Pacific Fire was published by Tor Books on January 27, 2015. It is 336 pages, priced at $24.99 in hardcover and $12.99 for the digital edition.
Greg van Eekhout’s first novel was Norse Code (Spectra, 2009), about a genome project designed to identify descendants of Odin, and a murdered MBA student brought back from the dead to serve as a valkyrie in Odin’s army. As plots go, you’re not going to find many more gonzo than that. I bought a copy as soon as it came out.
His other books include two middle-grade SF novels, Kid vs. Squid (2010) and The Boy at the End of the World (2012), which was a finalist for the Andre Norton Award.
If you want to check out Eekhout without springing for an expensive trade paperback, he’s got a number of short stories in the wild that you can sample for free.
You can read his superhero story “Last Son of Tomorrow” at Tor.com, and “The Osteomancer’s Son” in the latest issue of Clarkesworld magazine, Clarkesworld 101.
See all of our recent New Treasures articles here.
These are from last month? Those covers look really very, very retro. My first assumption was something from the 70s.
You think so? CALIFORNIA BONES reminds me of a 70s horror novel in some respects, but I found the cover to PACIFIC FIRE to be more striking and appealing. It’s also more colorful than many vintage paperbacks.
I think it’s mostly the font. And maybe I subconsciously associated the fake dirt on the letters with actual dirt.
This looks good. I’ll pick up a copy.
John, California Bones was published in 2014.
And it’s great! The heist plot is terrific, and alternate L.A. is a very freaky place.
I own (but haven’t read) Norse Code (yet) but my kid went crazy for Greg’s two MG books, so I knew I’d have to try CA Bones. Thumbs up.
Thanks for the mini-review! Glad to hear these books are as intriguing as they sound. (Also, thanks for the endorsement for the middle grade books. Is it weird that I want to start with them?)
Sorry for the confusion on the pub date for California Bones. I mentioned that that hardcover came out in 2014, but the cover and release information above is for the paperback edition that came out on January 6.
I thought Norse Code kind of bombed, but it is nice to see Greg getting another series.
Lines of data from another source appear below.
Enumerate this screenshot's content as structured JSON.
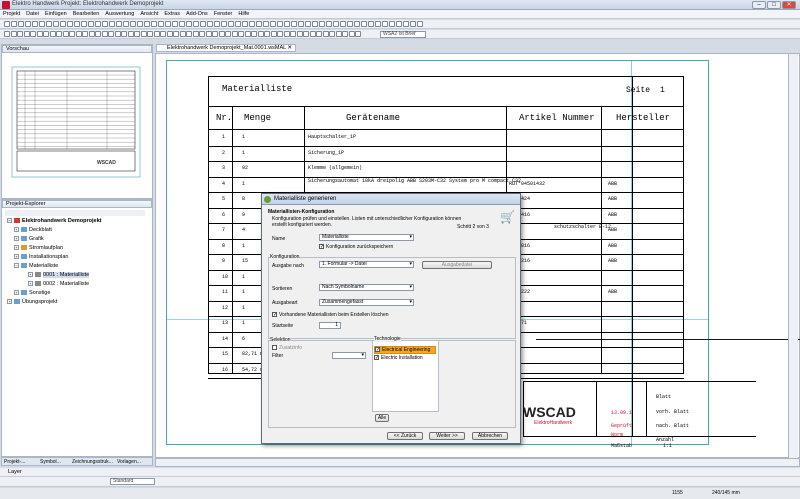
{
  "window": {
    "title": "Elektro Handwerk  Projekt: Elektrohandwerk Demoprojekt",
    "min": "–",
    "max": "□",
    "close": "✕"
  },
  "menu": [
    "Projekt",
    "Datei",
    "Einfügen",
    "Bearbeiten",
    "Auswertung",
    "Ansicht",
    "Extras",
    "Add-Ons",
    "Fenster",
    "Hilfe"
  ],
  "toolbar": {
    "combo1": "WSA2 Ist Brief",
    "combo2": ""
  },
  "preview": {
    "title": "Vorschau"
  },
  "explorer": {
    "title": "Projekt-Explorer",
    "root": "Elektrohandwerk Demoprojekt",
    "items": [
      "Deckblatt",
      "Grafik",
      "Stromlaufplan",
      "Installationsplan",
      "Materialliste",
      "0001 : Materialliste",
      "0002 : Materialliste",
      "Sonstige",
      "Übungsprojekt"
    ]
  },
  "bottom_tabs": [
    "Projekt-...",
    "Symbol...",
    "Zeichnungsstruk...",
    "Vorlagen..."
  ],
  "document": {
    "tab": "Elektrohandwerk Demoprojekt_Mat.0001.wsMAL",
    "title": "Materialliste",
    "seite_label": "Seite",
    "seite_num": "1",
    "col_nr": "Nr.",
    "col_menge": "Menge",
    "col_geraet": "Gerätename",
    "col_artikel": "Artikel Nummer",
    "col_hersteller": "Hersteller",
    "rows": [
      {
        "nr": "1",
        "menge": "1",
        "name": "Hauptschalter_1P",
        "art": "",
        "her": ""
      },
      {
        "nr": "2",
        "menge": "1",
        "name": "Sicherung_1P",
        "art": "",
        "her": ""
      },
      {
        "nr": "3",
        "menge": "92",
        "name": "Klemme (allgemein)",
        "art": "",
        "her": ""
      },
      {
        "nr": "4",
        "menge": "1",
        "name": "Sicherungsautomat 10kA dreipolig ABB S203M-C32 System pro M compact C32",
        "art": "RUT*04501432",
        "her": "ABB"
      },
      {
        "nr": "5",
        "menge": "8",
        "name": "",
        "art": "4501424",
        "her": "ABB"
      },
      {
        "nr": "6",
        "menge": "9",
        "name": "",
        "art": "4501416",
        "her": "ABB"
      },
      {
        "nr": "7",
        "menge": "4",
        "name": "",
        "art": "",
        "her": "ABB"
      },
      {
        "nr": "8",
        "menge": "1",
        "name": "",
        "art": "4500016",
        "her": "ABB"
      },
      {
        "nr": "9",
        "menge": "15",
        "name": "",
        "art": "4500216",
        "her": "ABB"
      },
      {
        "nr": "10",
        "menge": "1",
        "name": "",
        "art": "",
        "her": ""
      },
      {
        "nr": "11",
        "menge": "1",
        "name": "",
        "art": "4500222",
        "her": "ABB"
      },
      {
        "nr": "12",
        "menge": "1",
        "name": "",
        "art": "",
        "her": ""
      },
      {
        "nr": "13",
        "menge": "1",
        "name": "",
        "art": "415771",
        "her": ""
      },
      {
        "nr": "14",
        "menge": "6",
        "name": "",
        "art": "",
        "her": ""
      },
      {
        "nr": "15",
        "menge": "82,71 m",
        "name": "",
        "art": "",
        "her": ""
      },
      {
        "nr": "16",
        "menge": "54,72 m",
        "name": "",
        "art": "",
        "her": ""
      }
    ],
    "row7_extra": "schutzschalter B-12",
    "footer": {
      "date": "13.09.1",
      "gepr": "Geprüft",
      "norm": "Norm",
      "massstab": "Maßstab",
      "scale": "1:1",
      "blatt": "Blatt",
      "vorh": "vorh. Blatt",
      "nach": "nach. Blatt",
      "anzahl": "Anzahl",
      "logo": "WSCAD",
      "logo_sub": "ElektroHandwerk"
    }
  },
  "dialog": {
    "title": "Materialliste generieren",
    "heading": "Materiallisten-Konfiguration",
    "desc": "Konfiguration prüfen und einstellen. Listen mit unterschiedlicher Konfiguration können erstellt konfiguriert werden.",
    "step": "Schritt 2 von 3",
    "name_label": "Name",
    "name_value": "Materialliste",
    "save_config": "Konfiguration zurückspeichern",
    "konfig_label": "Konfiguration",
    "ausgabe_nach_label": "Ausgabe nach",
    "ausgabe_nach_value": "1. Formular -> Datei",
    "ausgabedatei_btn": "Ausgabedatei",
    "sortieren_label": "Sortieren",
    "sortieren_value": "Nach Symbolname",
    "ausgabeart_label": "Ausgabeart",
    "ausgabeart_value": "Zusammengefasst",
    "delete_existing": "Vorhandene Materiallisten beim Erstellen löschen",
    "startseite_label": "Startseite",
    "startseite_value": "1",
    "selektion_label": "Selektion",
    "zusatzinfo": "Zusatzinfo",
    "filter_label": "Filter",
    "technologie_label": "Technologie",
    "tech_items": [
      "Electrical Engineering",
      "Electric Installation"
    ],
    "alle_btn": "Alle",
    "back_btn": "<< Zurück",
    "next_btn": "Weiter >>",
    "cancel_btn": "Abbrechen"
  },
  "layer": {
    "label": "Layer",
    "standard": "Standard"
  },
  "status": {
    "coord": "1155",
    "scale": "240/145 mm"
  },
  "colors": {
    "accent": "#40a9b6",
    "highlight": "#f6a623",
    "logo_red": "#c8102e"
  }
}
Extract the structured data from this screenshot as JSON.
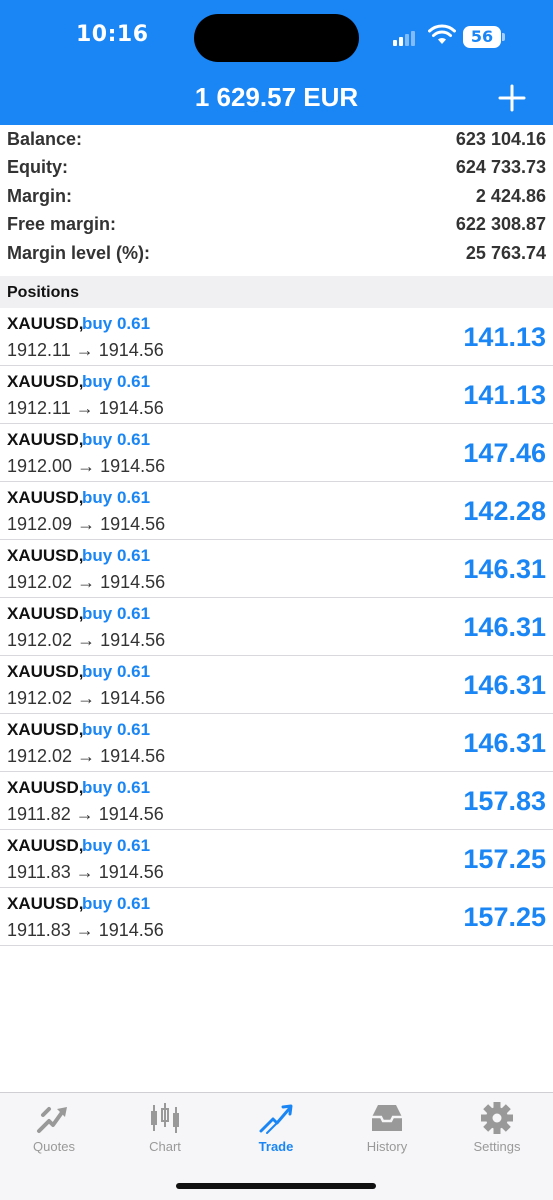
{
  "status_bar": {
    "time": "10:16",
    "battery": "56"
  },
  "header": {
    "title": "1 629.57 EUR"
  },
  "account": [
    {
      "label": "Balance:",
      "value": "623 104.16"
    },
    {
      "label": "Equity:",
      "value": "624 733.73"
    },
    {
      "label": "Margin:",
      "value": "2 424.86"
    },
    {
      "label": "Free margin:",
      "value": "622 308.87"
    },
    {
      "label": "Margin level (%):",
      "value": "25 763.74"
    }
  ],
  "positions_title": "Positions",
  "positions": [
    {
      "symbol": "XAUUSD,",
      "type": "buy 0.61",
      "prices": "1912.11 → 1914.56",
      "profit": "141.13"
    },
    {
      "symbol": "XAUUSD,",
      "type": "buy 0.61",
      "prices": "1912.11 → 1914.56",
      "profit": "141.13"
    },
    {
      "symbol": "XAUUSD,",
      "type": "buy 0.61",
      "prices": "1912.00 → 1914.56",
      "profit": "147.46"
    },
    {
      "symbol": "XAUUSD,",
      "type": "buy 0.61",
      "prices": "1912.09 → 1914.56",
      "profit": "142.28"
    },
    {
      "symbol": "XAUUSD,",
      "type": "buy 0.61",
      "prices": "1912.02 → 1914.56",
      "profit": "146.31"
    },
    {
      "symbol": "XAUUSD,",
      "type": "buy 0.61",
      "prices": "1912.02 → 1914.56",
      "profit": "146.31"
    },
    {
      "symbol": "XAUUSD,",
      "type": "buy 0.61",
      "prices": "1912.02 → 1914.56",
      "profit": "146.31"
    },
    {
      "symbol": "XAUUSD,",
      "type": "buy 0.61",
      "prices": "1912.02 → 1914.56",
      "profit": "146.31"
    },
    {
      "symbol": "XAUUSD,",
      "type": "buy 0.61",
      "prices": "1911.82 → 1914.56",
      "profit": "157.83"
    },
    {
      "symbol": "XAUUSD,",
      "type": "buy 0.61",
      "prices": "1911.83 → 1914.56",
      "profit": "157.25"
    },
    {
      "symbol": "XAUUSD,",
      "type": "buy 0.61",
      "prices": "1911.83 → 1914.56",
      "profit": "157.25"
    }
  ],
  "tabs": [
    {
      "label": "Quotes",
      "icon": "quotes-icon"
    },
    {
      "label": "Chart",
      "icon": "chart-icon"
    },
    {
      "label": "Trade",
      "icon": "trade-icon",
      "active": true
    },
    {
      "label": "History",
      "icon": "history-icon"
    },
    {
      "label": "Settings",
      "icon": "gear-icon"
    }
  ],
  "colors": {
    "accent": "#1a86f5",
    "header_bg": "#1a86f5",
    "tab_inactive": "#999999"
  }
}
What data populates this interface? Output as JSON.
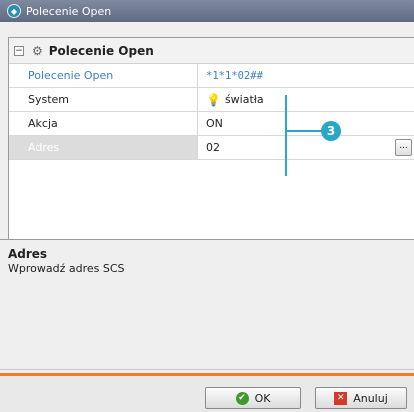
{
  "window": {
    "title": "Polecenie Open",
    "app_icon": "app-logo-icon"
  },
  "grid": {
    "group_title": "Polecenie Open",
    "rows": [
      {
        "label": "Polecenie Open",
        "value": "*1*1*02##"
      },
      {
        "label": "System",
        "value": "światła"
      },
      {
        "label": "Akcja",
        "value": "ON"
      },
      {
        "label": "Adres",
        "value": "02"
      }
    ],
    "ellipsis_label": "..."
  },
  "callout": {
    "number": "3",
    "color": "#2aa6c6"
  },
  "description": {
    "title": "Adres",
    "text": "Wprowadź adres SCS"
  },
  "footer": {
    "ok_label": "OK",
    "cancel_label": "Anuluj"
  },
  "colors": {
    "accent_orange": "#f07a2e",
    "link_blue": "#3d7fc2"
  }
}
I read Norse Code and thought it was ‘ehh’, then again, I think the story goes he was told what ‘sold’ and made a novel to suit, which typically isn’t as inspired as following your real muse.
> I think the story goes he was told what ‘sold’ and made a novel to suit, which typically isn’t as inspired as following your real muse.
Who did you hear that from?
I spent time in a writing group from Livejournal back in 2008 or so, and one of the writers was a good friend and reader for the then unpublished Greg. She told me the story after Norse Code came out and I read it on her recommendation only to tell her I didn’t really like it. It was then she gave me that story. That said, I was recently in Mysterious Galaxy and saw a copy of Norse Code on the shelf and thought ‘How is that book still in print and on shelves?’ so maybe it had better legs after launch. Who knows.
The cover copy for Pacific Fire is just about perfect. If I ever need to 1st person cover copy, that’ll be one of the models I dissect first.
[…] covered the first two novels in the trilogy here. Dragon Coast will be published by Tor Books September 15, 2015. It is 320 pages, priced at $24.99 […]